-by Rev. Jeff Gannon, Senior Pastor
The 10 Things We Must Do to Realize our Redemptive Potential….
- The main thing is to keep the main thing the main thing.
- Chapel Hill has a strong mission of welcoming all people to experience and share the extraordinary grace and love of Jesus Christ!
- The values cannot be forgotten.
- Chapel Hill must become more “Methodist” and Wesleyan without becoming more denominational. This is really important….
If we really believe the first three, number four is an important means for us to be ourselves – to be the congregation God created us to be! I tell the staff we must become increasingly differentiated or distinct. Because we have a “Kingdom” mindset, we do not compete with any church. We are all on the same team, if you will. We compete with the secularization of our day – sporting events on Sundays, people’s exhaustion from no rest or Sabbath, and how finding one day to focus on God is increasingly challenging, in our day. Simply stated, we must live more fully into who God has created us to be!
I am going to spend two weeks on #4 and begin with what we call….
The ‘Four Alls’ of Methodism
- All need to be saved
- All may be saved
- All may know that they are saved
- All may be saved to the uttermost”
All need to be saved:
No-one is perfect and without perfection our relationship with God is marred and distorted: so, all need to be saved from the weakness and fault that has traditionally been called sin.
All may be saved
No-one is beyond the reach of God’s redeeming love. Through Christ – his perfect life, death and resurrection – all people have the opportunity to respond to God’s love, finding forgiveness for past errors, peace and strength in the present, and confident hope that reaches through our futures and into eternity.
All may know that they are saved
And because this ‘salvation’ has nothing to do with what we have done for God, but everything to do with what he has done for us in Christ, we can be assured that all is well.
All may be saved to the uttermost

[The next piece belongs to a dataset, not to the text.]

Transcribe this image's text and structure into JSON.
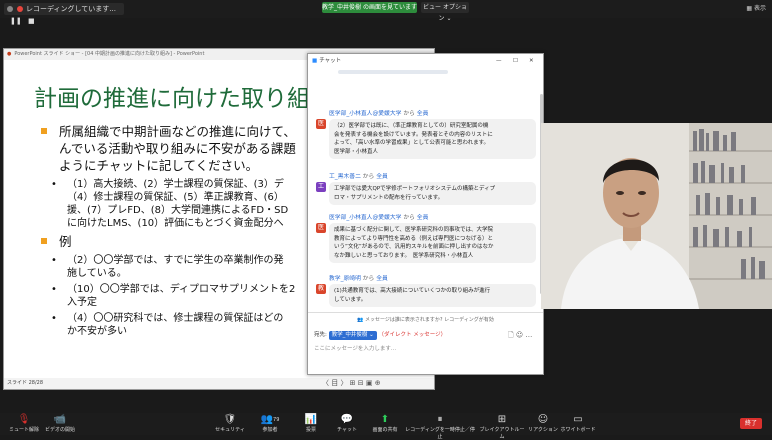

There are no limitations on the work that God can do to reshape and recreate his image in the life of an individual. The potential of God’s Holy Spirit is without bounds. We believe that when an individual places their trust in Jesus Christ as the only way in which the barrier between a person and God can be torn down, God himself makes a home in their lives. God’s Spirit begins a work of transformation, recreation and regeneration in the heart of that person which need never end. The likeness of Jesus grows in a person’s life; the mind of Christ takes hold; and the love of Christ grows stronger and stronger until we begin to see, speak and serve with the heart of God himself. There are no limits to how God can change a person from the inside out. That’s what we mean when we say a person may be ‘saved to the uttermost’. [taken from the Methodist Connexional website]
Methodists have always been clear that no-one is beyond the reach of God’s love. Salvation is there for everyone who turns to God, and not just for a chosen few.
Why do we need salvation?
As human beings we find ourselves part of an unjust, sinful and violent world, which we may feel individually helpless to change.
We may feel driven by urges such as anger, lust or greed that we wish did not control us.
We may have personalities which are difficult to manage, for instance being prone to despair.
We may be enduring poverty and hardship.
The demands of modern life leave many of us stressed and overloaded, or isolated and feeling useless.
Loss, fear, grief or guilt may be weighing us down. We need salvation.
What do Methodist Christians believe?
Jesus preached the Gospel – the good news of the Kingdom of God. Through Jesus’ death on the cross, and his resurrection, Methodist Christians believe that God has broken the power of all that is evil, in the world and in ourselves. If we accept forgiveness and liberation, and are willing to be open to the Holy Spirit, God can enable us to resist evil and to live life to the full.
Next week, I will be talking about Fr. John Wesley’s “Method to his Gladness.”